The twain shall meet
Under the lengthy and encompassing heading of Awakening – Where are We Standing? Earth, Memory and Resurrection, Aichi Triennale 2013 has achieved a curious feat: that of using a strong ethical call to reveal the importance – and fruitfulness – of the multifaceted dialogue that is currently going on between art and architecture. As such, among the Triennale’s 122 international participants, we can once more encounter artists such as Richard Wilson and Thomas Hirshhorn, who have been central to installation art’s habit of deeply interacting with its architectural surroundings. We come across artists that often refer to their architectural background as a departure point in their work – such as Chile’s Alfredo Jaar and Hong Kong’s Kacey Wong. We discern artists that renew the practice of critical observation of urban phenomena, as with Israel’s Nira Pereg and her hypnotic 2008 video piece on the ultra-orthodox communities of Tel-Aviv. And we hit upon artists that in very diverse ways have made architecture one of their essential themes of reflection – from French photographer Stéphane Couturier to Japanese light artist Kyota Takahashi to Korean installation artist Min-Jeong Seo.

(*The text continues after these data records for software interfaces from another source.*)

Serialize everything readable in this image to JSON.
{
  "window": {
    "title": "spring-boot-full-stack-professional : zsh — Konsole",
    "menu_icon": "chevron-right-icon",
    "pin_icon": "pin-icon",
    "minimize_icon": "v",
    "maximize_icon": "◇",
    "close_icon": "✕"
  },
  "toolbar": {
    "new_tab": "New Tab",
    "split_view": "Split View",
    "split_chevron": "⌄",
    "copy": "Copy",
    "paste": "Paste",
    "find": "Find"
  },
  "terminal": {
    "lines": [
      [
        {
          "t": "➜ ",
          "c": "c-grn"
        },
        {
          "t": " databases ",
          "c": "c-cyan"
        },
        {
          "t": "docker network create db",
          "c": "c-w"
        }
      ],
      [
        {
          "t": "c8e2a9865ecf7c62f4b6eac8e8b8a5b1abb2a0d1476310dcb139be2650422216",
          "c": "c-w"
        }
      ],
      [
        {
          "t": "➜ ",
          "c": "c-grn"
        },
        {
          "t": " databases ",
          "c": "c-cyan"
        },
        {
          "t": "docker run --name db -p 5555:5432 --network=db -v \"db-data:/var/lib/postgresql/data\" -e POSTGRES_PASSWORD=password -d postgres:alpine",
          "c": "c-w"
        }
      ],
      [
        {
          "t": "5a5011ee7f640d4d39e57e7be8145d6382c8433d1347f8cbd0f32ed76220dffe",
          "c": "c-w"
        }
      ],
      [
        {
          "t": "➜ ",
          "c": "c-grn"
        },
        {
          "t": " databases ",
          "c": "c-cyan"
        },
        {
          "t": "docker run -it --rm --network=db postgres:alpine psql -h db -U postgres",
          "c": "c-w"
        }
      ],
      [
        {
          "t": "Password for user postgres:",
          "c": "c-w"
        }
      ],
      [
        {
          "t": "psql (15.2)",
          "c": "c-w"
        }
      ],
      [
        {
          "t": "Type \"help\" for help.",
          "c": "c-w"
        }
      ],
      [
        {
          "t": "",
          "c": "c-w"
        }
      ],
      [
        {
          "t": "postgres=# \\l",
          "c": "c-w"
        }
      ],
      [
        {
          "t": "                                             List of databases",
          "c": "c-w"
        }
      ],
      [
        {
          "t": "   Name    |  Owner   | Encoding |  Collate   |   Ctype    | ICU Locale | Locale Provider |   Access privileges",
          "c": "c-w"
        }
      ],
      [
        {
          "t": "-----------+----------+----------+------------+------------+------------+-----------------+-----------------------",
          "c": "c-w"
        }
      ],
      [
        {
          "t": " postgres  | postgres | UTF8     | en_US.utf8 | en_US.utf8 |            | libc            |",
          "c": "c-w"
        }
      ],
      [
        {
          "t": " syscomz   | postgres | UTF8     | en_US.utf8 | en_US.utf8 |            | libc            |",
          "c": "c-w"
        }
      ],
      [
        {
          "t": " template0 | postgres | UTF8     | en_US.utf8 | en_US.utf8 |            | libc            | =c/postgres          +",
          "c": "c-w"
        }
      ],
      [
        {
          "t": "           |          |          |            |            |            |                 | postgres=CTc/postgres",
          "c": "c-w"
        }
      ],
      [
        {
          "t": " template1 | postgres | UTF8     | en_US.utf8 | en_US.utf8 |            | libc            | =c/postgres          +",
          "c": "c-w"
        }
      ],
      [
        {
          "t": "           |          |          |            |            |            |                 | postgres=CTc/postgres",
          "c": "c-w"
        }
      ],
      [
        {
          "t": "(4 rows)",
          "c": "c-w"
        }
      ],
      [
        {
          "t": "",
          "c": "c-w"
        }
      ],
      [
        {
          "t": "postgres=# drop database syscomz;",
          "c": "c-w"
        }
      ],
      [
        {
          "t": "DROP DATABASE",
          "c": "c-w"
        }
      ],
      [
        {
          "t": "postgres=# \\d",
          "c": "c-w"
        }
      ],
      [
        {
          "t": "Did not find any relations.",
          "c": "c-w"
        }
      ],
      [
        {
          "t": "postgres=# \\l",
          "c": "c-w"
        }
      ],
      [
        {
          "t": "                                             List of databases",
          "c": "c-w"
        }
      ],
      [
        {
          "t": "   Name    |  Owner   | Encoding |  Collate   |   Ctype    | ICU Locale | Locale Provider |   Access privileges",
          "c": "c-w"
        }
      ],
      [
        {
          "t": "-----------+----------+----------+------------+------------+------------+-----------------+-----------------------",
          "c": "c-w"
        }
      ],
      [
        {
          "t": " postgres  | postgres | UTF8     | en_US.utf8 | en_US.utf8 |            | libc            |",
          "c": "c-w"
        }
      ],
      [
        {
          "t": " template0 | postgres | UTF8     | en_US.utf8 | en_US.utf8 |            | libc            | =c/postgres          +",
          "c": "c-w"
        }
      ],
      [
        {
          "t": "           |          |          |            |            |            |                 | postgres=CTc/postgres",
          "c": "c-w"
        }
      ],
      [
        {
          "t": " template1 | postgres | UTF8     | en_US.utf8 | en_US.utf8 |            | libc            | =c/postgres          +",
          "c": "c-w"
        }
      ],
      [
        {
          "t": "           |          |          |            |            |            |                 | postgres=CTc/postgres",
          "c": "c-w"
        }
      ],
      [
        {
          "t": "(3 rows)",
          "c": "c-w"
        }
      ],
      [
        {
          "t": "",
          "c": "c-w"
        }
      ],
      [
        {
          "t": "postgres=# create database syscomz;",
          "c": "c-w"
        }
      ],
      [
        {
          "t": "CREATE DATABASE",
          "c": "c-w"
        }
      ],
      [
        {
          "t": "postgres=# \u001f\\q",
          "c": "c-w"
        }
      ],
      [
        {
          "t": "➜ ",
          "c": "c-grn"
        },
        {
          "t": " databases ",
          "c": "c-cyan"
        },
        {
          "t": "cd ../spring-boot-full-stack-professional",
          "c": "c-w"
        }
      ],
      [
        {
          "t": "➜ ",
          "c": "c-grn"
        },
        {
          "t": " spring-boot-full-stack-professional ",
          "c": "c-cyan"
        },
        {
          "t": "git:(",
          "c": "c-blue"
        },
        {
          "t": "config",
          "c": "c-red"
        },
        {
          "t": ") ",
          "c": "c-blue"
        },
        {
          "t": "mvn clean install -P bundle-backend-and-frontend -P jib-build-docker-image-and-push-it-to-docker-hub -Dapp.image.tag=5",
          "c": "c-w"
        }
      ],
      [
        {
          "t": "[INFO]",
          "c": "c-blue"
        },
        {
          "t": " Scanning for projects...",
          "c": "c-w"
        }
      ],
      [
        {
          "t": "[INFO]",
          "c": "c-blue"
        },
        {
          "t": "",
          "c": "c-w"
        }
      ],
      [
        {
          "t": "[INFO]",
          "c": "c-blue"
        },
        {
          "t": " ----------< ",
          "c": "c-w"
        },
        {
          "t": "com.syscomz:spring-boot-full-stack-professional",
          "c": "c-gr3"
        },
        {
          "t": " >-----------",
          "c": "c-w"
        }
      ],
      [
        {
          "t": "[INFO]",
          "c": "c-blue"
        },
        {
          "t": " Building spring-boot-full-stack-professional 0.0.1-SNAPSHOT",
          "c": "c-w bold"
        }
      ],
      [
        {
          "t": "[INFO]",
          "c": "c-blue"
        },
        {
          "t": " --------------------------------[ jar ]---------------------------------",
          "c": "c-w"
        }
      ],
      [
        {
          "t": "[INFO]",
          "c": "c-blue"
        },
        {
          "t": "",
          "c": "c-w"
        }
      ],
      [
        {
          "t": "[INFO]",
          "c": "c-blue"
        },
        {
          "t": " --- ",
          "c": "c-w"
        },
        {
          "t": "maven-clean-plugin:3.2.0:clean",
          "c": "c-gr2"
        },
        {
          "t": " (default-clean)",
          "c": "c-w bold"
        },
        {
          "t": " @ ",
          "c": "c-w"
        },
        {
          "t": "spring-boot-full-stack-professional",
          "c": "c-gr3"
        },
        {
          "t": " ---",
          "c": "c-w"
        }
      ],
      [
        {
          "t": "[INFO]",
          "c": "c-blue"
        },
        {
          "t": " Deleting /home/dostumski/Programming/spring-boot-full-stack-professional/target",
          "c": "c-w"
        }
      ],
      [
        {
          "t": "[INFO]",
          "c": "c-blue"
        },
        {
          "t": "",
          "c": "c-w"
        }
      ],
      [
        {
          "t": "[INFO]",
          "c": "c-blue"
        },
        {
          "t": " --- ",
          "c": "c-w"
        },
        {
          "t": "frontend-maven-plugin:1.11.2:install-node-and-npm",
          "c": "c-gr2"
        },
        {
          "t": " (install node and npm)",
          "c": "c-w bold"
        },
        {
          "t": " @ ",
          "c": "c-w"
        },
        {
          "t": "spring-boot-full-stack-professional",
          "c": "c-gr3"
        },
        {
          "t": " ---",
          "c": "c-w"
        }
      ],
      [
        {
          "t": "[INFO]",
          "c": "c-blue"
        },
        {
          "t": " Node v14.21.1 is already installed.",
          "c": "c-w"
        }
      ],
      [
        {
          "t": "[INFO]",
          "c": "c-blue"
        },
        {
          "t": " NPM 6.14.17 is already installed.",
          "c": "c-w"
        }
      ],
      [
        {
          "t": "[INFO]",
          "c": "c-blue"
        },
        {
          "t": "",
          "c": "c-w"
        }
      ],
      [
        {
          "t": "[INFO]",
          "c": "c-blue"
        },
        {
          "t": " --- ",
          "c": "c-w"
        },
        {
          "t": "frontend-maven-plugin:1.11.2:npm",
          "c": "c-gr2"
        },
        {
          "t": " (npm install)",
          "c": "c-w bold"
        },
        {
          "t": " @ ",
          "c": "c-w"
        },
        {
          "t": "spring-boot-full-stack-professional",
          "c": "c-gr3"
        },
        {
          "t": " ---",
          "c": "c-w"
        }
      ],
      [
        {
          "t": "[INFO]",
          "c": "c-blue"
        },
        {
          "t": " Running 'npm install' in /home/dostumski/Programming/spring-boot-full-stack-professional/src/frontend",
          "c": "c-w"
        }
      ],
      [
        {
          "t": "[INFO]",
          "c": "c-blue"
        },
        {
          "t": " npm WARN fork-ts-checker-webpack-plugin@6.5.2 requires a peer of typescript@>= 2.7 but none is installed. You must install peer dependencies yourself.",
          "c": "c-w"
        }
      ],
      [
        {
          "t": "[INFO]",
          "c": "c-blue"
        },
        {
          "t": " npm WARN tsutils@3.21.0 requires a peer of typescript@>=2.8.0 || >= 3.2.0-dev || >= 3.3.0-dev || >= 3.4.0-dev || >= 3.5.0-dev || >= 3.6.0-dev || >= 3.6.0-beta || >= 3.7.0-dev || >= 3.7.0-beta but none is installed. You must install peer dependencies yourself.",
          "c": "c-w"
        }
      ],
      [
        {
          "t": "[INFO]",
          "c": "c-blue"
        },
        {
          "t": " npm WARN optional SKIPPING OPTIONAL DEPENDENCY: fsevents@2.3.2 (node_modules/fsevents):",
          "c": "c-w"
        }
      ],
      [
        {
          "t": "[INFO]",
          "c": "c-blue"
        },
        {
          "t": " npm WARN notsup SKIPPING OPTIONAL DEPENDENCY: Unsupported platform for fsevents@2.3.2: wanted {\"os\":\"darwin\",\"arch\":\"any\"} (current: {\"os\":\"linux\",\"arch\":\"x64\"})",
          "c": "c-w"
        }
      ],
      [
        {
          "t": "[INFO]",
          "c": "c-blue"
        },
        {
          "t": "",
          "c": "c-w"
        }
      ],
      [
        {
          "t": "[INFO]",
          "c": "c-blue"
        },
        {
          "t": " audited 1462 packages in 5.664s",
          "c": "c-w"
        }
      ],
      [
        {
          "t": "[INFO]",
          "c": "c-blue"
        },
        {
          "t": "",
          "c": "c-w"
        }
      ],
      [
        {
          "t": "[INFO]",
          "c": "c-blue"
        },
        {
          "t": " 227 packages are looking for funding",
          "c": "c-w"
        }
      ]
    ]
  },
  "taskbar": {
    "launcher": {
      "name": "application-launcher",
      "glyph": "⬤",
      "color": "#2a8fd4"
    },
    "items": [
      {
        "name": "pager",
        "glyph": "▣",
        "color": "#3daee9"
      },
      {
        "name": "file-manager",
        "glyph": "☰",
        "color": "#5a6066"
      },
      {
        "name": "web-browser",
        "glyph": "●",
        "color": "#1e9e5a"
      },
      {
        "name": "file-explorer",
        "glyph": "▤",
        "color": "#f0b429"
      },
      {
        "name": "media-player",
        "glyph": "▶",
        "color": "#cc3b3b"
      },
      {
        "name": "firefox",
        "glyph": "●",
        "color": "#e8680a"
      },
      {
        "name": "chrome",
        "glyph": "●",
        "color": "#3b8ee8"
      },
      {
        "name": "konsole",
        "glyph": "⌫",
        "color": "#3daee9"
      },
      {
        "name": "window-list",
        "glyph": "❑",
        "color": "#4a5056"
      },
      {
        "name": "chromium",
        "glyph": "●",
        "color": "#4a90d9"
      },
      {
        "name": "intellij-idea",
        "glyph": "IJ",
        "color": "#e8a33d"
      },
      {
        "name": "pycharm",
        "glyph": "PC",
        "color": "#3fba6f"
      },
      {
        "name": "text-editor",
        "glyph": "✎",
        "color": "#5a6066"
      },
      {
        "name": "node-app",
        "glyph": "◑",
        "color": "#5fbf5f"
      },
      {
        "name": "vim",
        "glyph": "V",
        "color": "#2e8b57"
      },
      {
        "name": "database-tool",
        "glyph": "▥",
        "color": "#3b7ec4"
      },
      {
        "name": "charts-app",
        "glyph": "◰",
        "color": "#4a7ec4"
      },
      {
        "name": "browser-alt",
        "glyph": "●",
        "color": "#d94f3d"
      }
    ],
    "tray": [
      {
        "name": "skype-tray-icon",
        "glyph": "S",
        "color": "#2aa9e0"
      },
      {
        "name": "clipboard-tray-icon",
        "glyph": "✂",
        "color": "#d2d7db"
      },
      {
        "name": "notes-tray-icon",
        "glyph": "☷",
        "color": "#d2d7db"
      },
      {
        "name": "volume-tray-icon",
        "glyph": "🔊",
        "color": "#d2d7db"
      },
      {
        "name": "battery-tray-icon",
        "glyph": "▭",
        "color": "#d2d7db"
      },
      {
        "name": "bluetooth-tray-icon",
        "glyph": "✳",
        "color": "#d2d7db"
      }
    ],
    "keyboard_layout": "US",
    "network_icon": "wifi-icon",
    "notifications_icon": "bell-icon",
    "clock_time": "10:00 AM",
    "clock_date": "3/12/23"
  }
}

Conversely, as an innovation introduced by Taro Igarashi, architecture became a focus of the Triennale as well. Besides the Nagoya architectural guide published on this occasion, we discover architects who have been pushing the expected limits of architectural practice and are hence coming under the art world’s radar – such as Japanese architects Terunobu Fugimoto, Junya Ishigami, and Studio Velocity, and Lead Pencil Studio in America.
Destruction as a trigger
Last, but not least, we can appreciate the work of architects and artists that were ready to bring radical approaches to the very spaces of presentation in several venues of the Triennale. This happened in the case of Katsuhiro Miyamoto, with his conflation of the Fukushima nuclear plant and Aichi Arts Centre, and the temporary conversion of Kisho Kurokawa’s Nagoya City Art Museum by architect Jun Aoki. The physical, disturbing superimposition of the plans and sections of the nuclear plant within the art space, in the first case, and the redesign of a post-modern museum, making it into an ironic minimalist space, in the second, both speak of a “creative destruction” that, true to the intent of the curator, seems to be the touchstone of the Triennale.
Certainly, this is an exhibition unusually filled with scenes of destruction, as in Walid Raad’s Beirut series, heavy with evocations of past catastrophes, in Tomoko Yoneda’s photographic projects, and in Aernout Mik and Jaar’s installations, or overflowing with suggestions of eminent disaster, as in Mitch Epstein’s images of American Power and in the disconcerting world of Kohei Nawa’s Foam. In a more trashy, relational mode, the “creative destruction” also takes hold of the Choja-Maji neighbourhood, a formal textile area in which parasitic interventions by graffiti artists and young collectives, such as The We-Lows and Nadegata Instant Party, sometimes seem to escape curatorial direction, yet finally present the possibility of a fresh start.
In their own way, many of the possibilities brought together by the Triennale reveal that when it comes to destruction being a trigger for the aesthetical experience of the so-called Kantian sublime, some architects and artists are not that dissimilar in their responses. Ruins, crises, and disasters are to be exposed and debated, but are also to be seen as an opportunity for creating their hopeful reversal: reconstructions, resurrections, and other renaissances. ‹